Serves: 12
Preparation time: 25 minutes, plus cooling
Cooking time: 2-2½ hours

This heavenly clementine and pomegranate cake by pâtissier and celebrity chef Éric Lanlard will make sure afternoon tea is a delicious treat even for the gluten intolerant amongst us.


  • 4 clementines or satsumas, unpeeled
  • 1 cinnamon stick
  • Oil, for greasing
  • 6 large eggs
  • 225g (8 oz) light muscovado sugar
  • 1 tsp gluten-free baking powder
  • 300g (10½ oz) ground almonds

For the syrup

  • 1 pomegranate, halved
  • 25g (1 oz) light muscovado sugar
  • 1 tsp orange blossom extract
  • 1 tsp vanilla bean paste

To decorate

  • 3 tbsp apricot glaze (see Tip below)
  • Icing sugar, for dusting


1Put the unpeeled clementines or satsumas and cinnamon stick into a medium saucepan, cover with cold water and bring to the boil. Reduce the heat, cover with a lid and simmer for 1-1½ hours, then drain the fruit and remove the cinnamon stick. Leave to cool for 30 minutes, then halve the cooked fruit and discard the pips. Put the fruit, including the peel, into a blender or food processor and blend to a purée. Set aside.

2Preheat the oven to 180°C (fan 160°C)/350°F/gas mark 4. Grease a 23 cm (9 in) diameter, 9 cm (3½ in) deep cake tin and line with baking paper. Using an electric hand whisk, whisk the eggs and sugar in a heatproof bowl over a saucepan of barely simmering water for about 5 minutes until pale and mousse-like. Take the bowl off the heat and add the baking powder, ground almonds and the fruit purée. Fold in gently but thoroughly.

3Spoon the mixture into the prepared tin and bake in the oven for 20 minutes.

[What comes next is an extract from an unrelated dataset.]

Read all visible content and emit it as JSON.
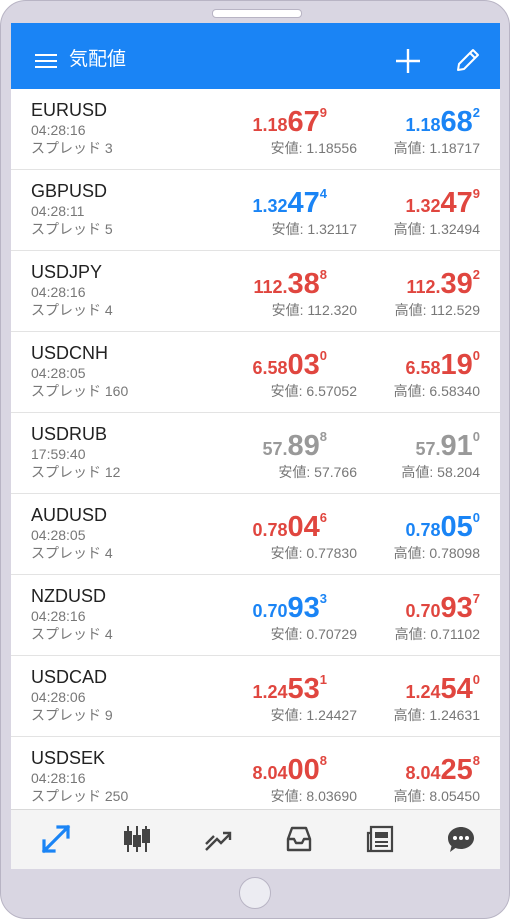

Reduce the oven temperature to 160°C (fan 140°C)/325°F/gas mark 3 and bake for a further 30 minutes, or until a skewer inserted into the centre comes out clean. Leave to cool in the tin for 15 minutes, then transfer to a rack to cool completely.

4To make the syrup, squeeze the pomegranate halves to extract the juice, setting aside the seeds, then pour the juice into a small saucepan. Add the sugar and bring to the boil, then simmer for 2 minutes. Leave to cool slightly (the liquid should still be warm), then stir in the orange blossom extract and vanilla paste. Using a pastry brush, ‘soak’ the cake with the warm pomegranate syrup and leave in the tin until completely cold.

5Remove the cold cake from the tin and place on a serving plate. Brush the apricot glaze all over the cake, including the sides. Just before serving, scatter the reserved pomegranate seeds over the top of the cake and dust with icing sugar.


To achieve a professional, glossy finish on cakes and tarts, use apricot glaze. To make the glaze, put some apricot jam into a small saucepan and gently warm through, then press through a fine sieve to remove any lumps. Using a pastry brush, brush the warm glaze over the finished cake or tart and leave to cool.

This comes courtesy of Taste of France Issue Two. For more great recipes, food news and interviews with top chefs, buy your copy here!


  1. The cake is a variation of an orange cake recipe by Claudia Roden and latterly borrowed by Nigella Lawson. Each is more straight foreward to execute and delicous. EL’s recipe seems to take the cake to another level by the use of pom..granite, orange/rose water and baking powder, not to mention the glaze. I will surely give it a try


Please enter your comment!
Please enter your name here